Phone: (021) 2409646
Post: Concerns, HIQA, George’s Court, George’s Lane, Smithfield, Dublin 7.
HIQA has developed a series of information booklets on how to provide feedback or make a complaint about services within our remit. These are available on HIQA’s website:
- Nursing homes here
- Residential services for people with a disability here
- Healthcare services here
- Children’s residential, foster care, child protection and welfare services and Oberstown Children Detention Campus here
Under the Health Act 2007, services that are currently within HIQA’s remit are:
- designated centres for older people (nursing homes)
- designated centres for adults and children with a disability
- providers (undertakings) of medical exposures to ionising radiation
- publicly funded acute, community and rehabilitation hospitals
- special care units for children
- statutory children’s residential centres
- statutory and private foster care services
- Tusla’s child protection and welfare services.
How to make a complaint about a service:
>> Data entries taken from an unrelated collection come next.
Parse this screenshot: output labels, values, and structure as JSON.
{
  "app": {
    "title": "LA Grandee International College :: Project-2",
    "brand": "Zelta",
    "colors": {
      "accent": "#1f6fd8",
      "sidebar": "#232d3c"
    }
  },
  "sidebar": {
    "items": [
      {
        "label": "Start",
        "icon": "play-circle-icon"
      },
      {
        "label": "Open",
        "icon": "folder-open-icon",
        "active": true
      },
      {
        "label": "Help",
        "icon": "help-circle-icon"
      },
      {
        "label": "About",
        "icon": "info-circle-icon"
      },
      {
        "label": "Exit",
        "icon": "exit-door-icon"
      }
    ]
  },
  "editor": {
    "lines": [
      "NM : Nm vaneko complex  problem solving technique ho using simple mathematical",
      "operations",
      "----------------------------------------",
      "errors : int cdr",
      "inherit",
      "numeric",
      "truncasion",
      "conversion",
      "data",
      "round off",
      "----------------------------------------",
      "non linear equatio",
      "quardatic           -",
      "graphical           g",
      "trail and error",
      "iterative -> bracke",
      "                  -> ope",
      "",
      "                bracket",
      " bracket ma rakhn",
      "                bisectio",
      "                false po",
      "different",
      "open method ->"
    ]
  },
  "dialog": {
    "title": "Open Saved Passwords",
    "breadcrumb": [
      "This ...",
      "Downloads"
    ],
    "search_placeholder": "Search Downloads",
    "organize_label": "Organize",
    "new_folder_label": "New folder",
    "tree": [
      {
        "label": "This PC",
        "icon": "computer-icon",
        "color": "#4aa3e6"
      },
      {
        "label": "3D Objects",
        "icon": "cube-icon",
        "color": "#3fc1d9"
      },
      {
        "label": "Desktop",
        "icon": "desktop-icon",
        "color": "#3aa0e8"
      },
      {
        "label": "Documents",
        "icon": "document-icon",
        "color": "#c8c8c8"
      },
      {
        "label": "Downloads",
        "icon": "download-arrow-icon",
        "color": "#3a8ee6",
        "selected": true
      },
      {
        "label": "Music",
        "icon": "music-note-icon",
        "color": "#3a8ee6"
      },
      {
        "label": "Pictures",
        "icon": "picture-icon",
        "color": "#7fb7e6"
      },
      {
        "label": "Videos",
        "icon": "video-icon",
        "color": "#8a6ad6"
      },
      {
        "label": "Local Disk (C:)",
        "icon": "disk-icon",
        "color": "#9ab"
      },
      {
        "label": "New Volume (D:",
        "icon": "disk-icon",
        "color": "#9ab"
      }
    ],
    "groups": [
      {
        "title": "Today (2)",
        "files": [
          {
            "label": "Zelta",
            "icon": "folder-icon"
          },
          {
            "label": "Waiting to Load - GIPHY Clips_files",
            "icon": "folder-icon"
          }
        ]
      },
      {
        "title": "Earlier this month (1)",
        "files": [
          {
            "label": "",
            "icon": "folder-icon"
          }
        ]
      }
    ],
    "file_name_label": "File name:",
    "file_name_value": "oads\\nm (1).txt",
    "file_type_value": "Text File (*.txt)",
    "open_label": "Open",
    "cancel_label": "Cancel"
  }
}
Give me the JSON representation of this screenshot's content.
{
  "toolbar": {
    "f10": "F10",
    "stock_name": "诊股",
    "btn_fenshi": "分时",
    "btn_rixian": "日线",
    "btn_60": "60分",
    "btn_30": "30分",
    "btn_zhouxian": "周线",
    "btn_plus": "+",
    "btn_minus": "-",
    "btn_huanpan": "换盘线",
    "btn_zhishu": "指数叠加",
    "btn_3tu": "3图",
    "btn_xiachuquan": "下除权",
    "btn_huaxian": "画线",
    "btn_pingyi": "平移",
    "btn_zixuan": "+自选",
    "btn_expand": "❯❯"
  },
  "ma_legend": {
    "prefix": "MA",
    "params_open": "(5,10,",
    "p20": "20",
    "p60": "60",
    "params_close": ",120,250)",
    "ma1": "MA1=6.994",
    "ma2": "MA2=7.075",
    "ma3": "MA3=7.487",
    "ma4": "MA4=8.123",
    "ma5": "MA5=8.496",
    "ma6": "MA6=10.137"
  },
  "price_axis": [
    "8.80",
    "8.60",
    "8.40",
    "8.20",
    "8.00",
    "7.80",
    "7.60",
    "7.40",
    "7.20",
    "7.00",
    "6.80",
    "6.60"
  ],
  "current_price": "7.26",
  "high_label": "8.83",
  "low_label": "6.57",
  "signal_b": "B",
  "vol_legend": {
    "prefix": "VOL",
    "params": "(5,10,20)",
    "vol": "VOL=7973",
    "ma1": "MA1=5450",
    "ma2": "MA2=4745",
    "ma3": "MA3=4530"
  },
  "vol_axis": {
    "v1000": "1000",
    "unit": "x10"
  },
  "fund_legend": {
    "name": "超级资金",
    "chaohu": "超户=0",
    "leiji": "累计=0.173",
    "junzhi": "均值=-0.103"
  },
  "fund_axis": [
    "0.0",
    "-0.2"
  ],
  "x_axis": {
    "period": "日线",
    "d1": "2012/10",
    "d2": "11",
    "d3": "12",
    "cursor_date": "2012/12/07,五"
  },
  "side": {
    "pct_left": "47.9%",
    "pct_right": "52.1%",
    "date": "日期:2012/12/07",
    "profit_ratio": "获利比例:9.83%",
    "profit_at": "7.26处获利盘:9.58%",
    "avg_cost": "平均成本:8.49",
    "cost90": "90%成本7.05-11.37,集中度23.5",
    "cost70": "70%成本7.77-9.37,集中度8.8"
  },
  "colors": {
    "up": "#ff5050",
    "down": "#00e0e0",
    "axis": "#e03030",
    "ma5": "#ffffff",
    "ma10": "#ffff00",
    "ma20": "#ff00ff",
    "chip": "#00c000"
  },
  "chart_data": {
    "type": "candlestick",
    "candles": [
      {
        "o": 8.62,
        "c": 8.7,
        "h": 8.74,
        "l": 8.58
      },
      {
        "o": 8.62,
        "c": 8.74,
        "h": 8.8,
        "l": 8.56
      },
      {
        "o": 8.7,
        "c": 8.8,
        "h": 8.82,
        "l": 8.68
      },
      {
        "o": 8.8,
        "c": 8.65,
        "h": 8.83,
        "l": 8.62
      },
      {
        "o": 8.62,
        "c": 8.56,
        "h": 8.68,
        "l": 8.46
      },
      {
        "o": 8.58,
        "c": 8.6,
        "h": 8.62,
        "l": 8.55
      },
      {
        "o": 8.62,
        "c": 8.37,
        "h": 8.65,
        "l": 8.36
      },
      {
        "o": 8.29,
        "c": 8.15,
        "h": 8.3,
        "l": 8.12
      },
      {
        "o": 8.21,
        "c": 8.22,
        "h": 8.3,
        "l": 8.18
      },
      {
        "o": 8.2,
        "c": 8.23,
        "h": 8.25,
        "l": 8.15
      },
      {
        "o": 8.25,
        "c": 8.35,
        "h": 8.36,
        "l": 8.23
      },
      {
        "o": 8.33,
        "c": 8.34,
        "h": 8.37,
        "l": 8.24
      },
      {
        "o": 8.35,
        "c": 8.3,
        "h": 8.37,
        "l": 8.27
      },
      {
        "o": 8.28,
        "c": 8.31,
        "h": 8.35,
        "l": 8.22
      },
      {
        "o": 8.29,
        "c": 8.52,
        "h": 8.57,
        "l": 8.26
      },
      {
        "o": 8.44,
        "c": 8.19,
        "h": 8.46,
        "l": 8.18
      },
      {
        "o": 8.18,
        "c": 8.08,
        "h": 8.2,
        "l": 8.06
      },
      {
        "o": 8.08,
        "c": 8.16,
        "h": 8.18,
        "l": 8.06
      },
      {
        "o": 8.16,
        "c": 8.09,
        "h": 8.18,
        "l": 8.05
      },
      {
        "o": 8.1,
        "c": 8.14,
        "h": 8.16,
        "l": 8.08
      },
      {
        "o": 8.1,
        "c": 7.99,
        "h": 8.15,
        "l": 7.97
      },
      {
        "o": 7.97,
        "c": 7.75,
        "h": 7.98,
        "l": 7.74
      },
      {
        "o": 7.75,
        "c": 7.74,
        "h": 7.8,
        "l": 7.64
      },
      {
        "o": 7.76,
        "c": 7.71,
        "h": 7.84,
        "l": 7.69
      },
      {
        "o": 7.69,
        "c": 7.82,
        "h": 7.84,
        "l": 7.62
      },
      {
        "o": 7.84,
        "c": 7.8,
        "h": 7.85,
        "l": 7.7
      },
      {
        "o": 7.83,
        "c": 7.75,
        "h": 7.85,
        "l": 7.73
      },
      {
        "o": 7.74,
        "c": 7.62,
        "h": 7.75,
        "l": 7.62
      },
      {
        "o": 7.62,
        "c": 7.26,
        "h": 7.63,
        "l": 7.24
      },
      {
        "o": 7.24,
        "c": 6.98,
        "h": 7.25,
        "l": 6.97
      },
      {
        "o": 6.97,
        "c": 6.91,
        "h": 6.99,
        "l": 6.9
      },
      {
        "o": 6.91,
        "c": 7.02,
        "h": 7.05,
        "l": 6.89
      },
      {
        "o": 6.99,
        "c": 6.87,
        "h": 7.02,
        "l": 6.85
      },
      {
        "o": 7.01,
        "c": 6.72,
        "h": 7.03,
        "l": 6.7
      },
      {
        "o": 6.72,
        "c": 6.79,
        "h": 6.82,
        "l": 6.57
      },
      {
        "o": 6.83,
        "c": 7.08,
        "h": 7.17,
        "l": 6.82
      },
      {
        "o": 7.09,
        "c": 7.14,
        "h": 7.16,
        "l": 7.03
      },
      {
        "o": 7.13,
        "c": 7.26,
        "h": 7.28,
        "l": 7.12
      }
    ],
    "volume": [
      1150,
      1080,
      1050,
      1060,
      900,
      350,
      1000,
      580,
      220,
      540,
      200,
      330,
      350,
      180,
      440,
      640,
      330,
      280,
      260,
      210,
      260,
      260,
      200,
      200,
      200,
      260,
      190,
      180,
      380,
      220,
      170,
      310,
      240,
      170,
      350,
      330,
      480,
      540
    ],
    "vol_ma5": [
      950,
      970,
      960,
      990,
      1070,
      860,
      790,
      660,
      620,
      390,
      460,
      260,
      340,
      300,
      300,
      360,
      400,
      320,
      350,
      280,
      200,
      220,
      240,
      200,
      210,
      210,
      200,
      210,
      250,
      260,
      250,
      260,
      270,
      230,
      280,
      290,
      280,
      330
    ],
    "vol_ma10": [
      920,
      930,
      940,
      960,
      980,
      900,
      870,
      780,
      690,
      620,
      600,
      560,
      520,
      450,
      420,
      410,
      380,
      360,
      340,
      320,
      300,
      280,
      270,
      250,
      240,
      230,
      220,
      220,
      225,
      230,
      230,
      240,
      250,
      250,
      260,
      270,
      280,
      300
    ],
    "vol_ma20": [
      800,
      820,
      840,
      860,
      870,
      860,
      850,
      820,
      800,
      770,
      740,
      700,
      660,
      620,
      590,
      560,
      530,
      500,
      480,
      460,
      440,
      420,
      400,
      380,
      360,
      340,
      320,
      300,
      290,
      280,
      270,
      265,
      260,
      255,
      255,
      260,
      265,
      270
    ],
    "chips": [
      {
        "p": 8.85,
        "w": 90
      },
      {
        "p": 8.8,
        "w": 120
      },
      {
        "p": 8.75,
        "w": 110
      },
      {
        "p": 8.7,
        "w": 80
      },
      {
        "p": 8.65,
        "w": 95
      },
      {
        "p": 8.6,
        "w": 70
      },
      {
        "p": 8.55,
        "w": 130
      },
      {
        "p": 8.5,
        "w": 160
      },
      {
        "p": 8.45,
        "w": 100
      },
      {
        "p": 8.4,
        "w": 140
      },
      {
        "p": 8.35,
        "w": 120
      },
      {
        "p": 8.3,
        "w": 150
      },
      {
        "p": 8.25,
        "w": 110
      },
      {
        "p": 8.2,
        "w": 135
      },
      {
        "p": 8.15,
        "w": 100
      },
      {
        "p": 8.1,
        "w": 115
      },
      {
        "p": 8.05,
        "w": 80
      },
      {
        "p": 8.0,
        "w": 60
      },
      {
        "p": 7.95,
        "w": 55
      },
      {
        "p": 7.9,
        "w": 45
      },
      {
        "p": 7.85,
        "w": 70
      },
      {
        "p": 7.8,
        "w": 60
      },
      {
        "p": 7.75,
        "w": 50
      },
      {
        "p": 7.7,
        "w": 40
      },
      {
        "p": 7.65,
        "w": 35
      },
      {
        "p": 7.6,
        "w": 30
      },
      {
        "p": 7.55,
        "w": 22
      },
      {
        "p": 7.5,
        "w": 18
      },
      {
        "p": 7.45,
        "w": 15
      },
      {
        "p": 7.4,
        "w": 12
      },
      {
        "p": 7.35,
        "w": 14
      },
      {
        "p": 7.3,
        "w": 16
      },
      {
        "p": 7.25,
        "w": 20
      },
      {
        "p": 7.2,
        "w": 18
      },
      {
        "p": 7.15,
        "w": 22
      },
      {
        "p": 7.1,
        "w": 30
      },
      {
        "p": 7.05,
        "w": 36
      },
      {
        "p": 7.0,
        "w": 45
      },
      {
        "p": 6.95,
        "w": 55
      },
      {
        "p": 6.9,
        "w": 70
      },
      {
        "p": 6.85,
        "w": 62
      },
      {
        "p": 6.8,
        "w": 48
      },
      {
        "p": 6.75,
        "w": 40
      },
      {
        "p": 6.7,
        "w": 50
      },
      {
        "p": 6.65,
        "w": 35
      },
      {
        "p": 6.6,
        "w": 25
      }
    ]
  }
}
If you are unhappy with care or treatment you have received you have the right to make a complaint directly to the service provider, have that complaint investigated and be given a full and prompt reply.
By law, all health and personal social care services must have a procedure for dealing efficiently with complaints. The person or organisation that is providing a service is responsible for investigating your concern.
If you have a complaint you should first:
- speak with the staff providing the care who may be able to resolve your concern at this point
- ask the service for a copy of their complaints procedure.
When you make a complaint or communicate your concerns to the person or people providing a healthcare service they must:
- acknowledge your complaint or concern
- look into and investigate your complaint or concern
- let you know what they found
- respond to you in a timely manner.
If you think a crime has been committed or someone is in danger, contact an Garda Síochána.
HIQA’s privacy notice (here) sets out how we process all personal data that we generate and hold in the course of our work.